━━━━━ Provided information

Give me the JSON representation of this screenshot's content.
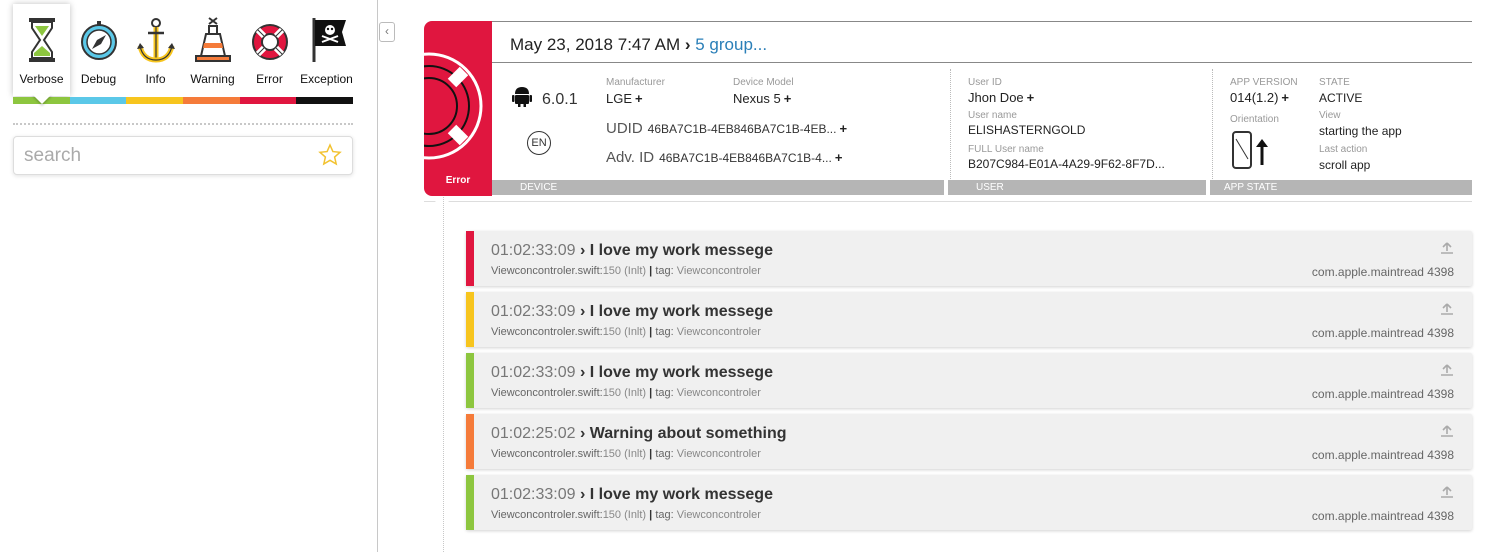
{
  "filters": [
    {
      "label": "Verbose",
      "icon": "hourglass-icon",
      "color": "#8dc63f",
      "active": true
    },
    {
      "label": "Debug",
      "icon": "compass-icon",
      "color": "#5bc8e8"
    },
    {
      "label": "Info",
      "icon": "anchor-icon",
      "color": "#f7c51e"
    },
    {
      "label": "Warning",
      "icon": "buoy-icon",
      "color": "#f57b3a"
    },
    {
      "label": "Error",
      "icon": "lifebuoy-icon",
      "color": "#e0163f"
    },
    {
      "label": "Exception",
      "icon": "pirate-flag-icon",
      "color": "#111111"
    }
  ],
  "search": {
    "placeholder": "search"
  },
  "header": {
    "date": "May 23, 2018 7:47 AM",
    "separator": "›",
    "group": "5 group...",
    "badge_label": "Error",
    "device": {
      "section_label": "DEVICE",
      "os_version": "6.0.1",
      "language": "EN",
      "manufacturer_label": "Manufacturer",
      "manufacturer": "LGE",
      "model_label": "Device Model",
      "model": "Nexus 5",
      "udid_label": "UDID",
      "udid": "46BA7C1B-4EB846BA7C1B-4EB...",
      "adv_label": "Adv. ID",
      "adv_id": "46BA7C1B-4EB846BA7C1B-4..."
    },
    "user": {
      "section_label": "USER",
      "user_id_label": "User ID",
      "user_id": "Jhon Doe",
      "user_name_label": "User name",
      "user_name": "ELISHASTERNGOLD",
      "full_name_label": "FULL User name",
      "full_name": "B207C984-E01A-4A29-9F62-8F7D..."
    },
    "app_state": {
      "section_label": "APP STATE",
      "version_label": "APP VERSION",
      "version": "014(1.2)",
      "orientation_label": "Orientation",
      "state_label": "STATE",
      "state": "ACTIVE",
      "view_label": "View",
      "view": "starting the app",
      "last_action_label": "Last action",
      "last_action": "scroll app"
    },
    "plus": "+"
  },
  "logs": [
    {
      "time": "01:02:33:09",
      "message": "I love my work messege",
      "file": "Viewconcontroler.swift:",
      "line": "150 (Inlt)",
      "tag_label": "tag:",
      "tag": "Viewconcontroler",
      "thread": "com.apple.maintread 4398",
      "color": "#e0163f"
    },
    {
      "time": "01:02:33:09",
      "message": "I love my work messege",
      "file": "Viewconcontroler.swift:",
      "line": "150 (Inlt)",
      "tag_label": "tag:",
      "tag": "Viewconcontroler",
      "thread": "com.apple.maintread 4398",
      "color": "#f7c51e"
    },
    {
      "time": "01:02:33:09",
      "message": "I love my work messege",
      "file": "Viewconcontroler.swift:",
      "line": "150 (Inlt)",
      "tag_label": "tag:",
      "tag": "Viewconcontroler",
      "thread": "com.apple.maintread 4398",
      "color": "#8dc63f"
    },
    {
      "time": "01:02:25:02",
      "message": "Warning about something",
      "file": "Viewconcontroler.swift:",
      "line": "150 (Inlt)",
      "tag_label": "tag:",
      "tag": "Viewconcontroler",
      "thread": "com.apple.maintread 4398",
      "color": "#f57b3a"
    },
    {
      "time": "01:02:33:09",
      "message": "I love my work messege",
      "file": "Viewconcontroler.swift:",
      "line": "150 (Inlt)",
      "tag_label": "tag:",
      "tag": "Viewconcontroler",
      "thread": "com.apple.maintread 4398",
      "color": "#8dc63f"
    }
  ]
}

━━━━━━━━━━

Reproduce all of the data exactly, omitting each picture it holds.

Give me the JSON representation of this screenshot's content.
{
  "filters": [
    {
      "label": "Verbose",
      "icon": "hourglass-icon",
      "color": "#8dc63f",
      "active": true
    },
    {
      "label": "Debug",
      "icon": "compass-icon",
      "color": "#5bc8e8"
    },
    {
      "label": "Info",
      "icon": "anchor-icon",
      "color": "#f7c51e"
    },
    {
      "label": "Warning",
      "icon": "buoy-icon",
      "color": "#f57b3a"
    },
    {
      "label": "Error",
      "icon": "lifebuoy-icon",
      "color": "#e0163f"
    },
    {
      "label": "Exception",
      "icon": "pirate-flag-icon",
      "color": "#111111"
    }
  ],
  "search": {
    "placeholder": "search"
  },
  "header": {
    "date": "May 23, 2018 7:47 AM",
    "separator": "›",
    "group": "5 group...",
    "badge_label": "Error",
    "device": {
      "section_label": "DEVICE",
      "os_version": "6.0.1",
      "language": "EN",
      "manufacturer_label": "Manufacturer",
      "manufacturer": "LGE",
      "model_label": "Device Model",
      "model": "Nexus 5",
      "udid_label": "UDID",
      "udid": "46BA7C1B-4EB846BA7C1B-4EB...",
      "adv_label": "Adv. ID",
      "adv_id": "46BA7C1B-4EB846BA7C1B-4..."
    },
    "user": {
      "section_label": "USER",
      "user_id_label": "User ID",
      "user_id": "Jhon Doe",
      "user_name_label": "User name",
      "user_name": "ELISHASTERNGOLD",
      "full_name_label": "FULL User name",
      "full_name": "B207C984-E01A-4A29-9F62-8F7D..."
    },
    "app_state": {
      "section_label": "APP STATE",
      "version_label": "APP VERSION",
      "version": "014(1.2)",
      "orientation_label": "Orientation",
      "state_label": "STATE",
      "state": "ACTIVE",
      "view_label": "View",
      "view": "starting the app",
      "last_action_label": "Last action",
      "last_action": "scroll app"
    },
    "plus": "+"
  },
  "logs": [
    {
      "time": "01:02:33:09",
      "message": "I love my work messege",
      "file": "Viewconcontroler.swift:",
      "line": "150 (Inlt)",
      "tag_label": "tag:",
      "tag": "Viewconcontroler",
      "thread": "com.apple.maintread 4398",
      "color": "#e0163f"
    },
    {
      "time": "01:02:33:09",
      "message": "I love my work messege",
      "file": "Viewconcontroler.swift:",
      "line": "150 (Inlt)",
      "tag_label": "tag:",
      "tag": "Viewconcontroler",
      "thread": "com.apple.maintread 4398",
      "color": "#f7c51e"
    },
    {
      "time": "01:02:33:09",
      "message": "I love my work messege",
      "file": "Viewconcontroler.swift:",
      "line": "150 (Inlt)",
      "tag_label": "tag:",
      "tag": "Viewconcontroler",
      "thread": "com.apple.maintread 4398",
      "color": "#8dc63f"
    },
    {
      "time": "01:02:25:02",
      "message": "Warning about something",
      "file": "Viewconcontroler.swift:",
      "line": "150 (Inlt)",
      "tag_label": "tag:",
      "tag": "Viewconcontroler",
      "thread": "com.apple.maintread 4398",
      "color": "#f57b3a"
    },
    {
      "time": "01:02:33:09",
      "message": "I love my work messege",
      "file": "Viewconcontroler.swift:",
      "line": "150 (Inlt)",
      "tag_label": "tag:",
      "tag": "Viewconcontroler",
      "thread": "com.apple.maintread 4398",
      "color": "#8dc63f"
    }
  ]
}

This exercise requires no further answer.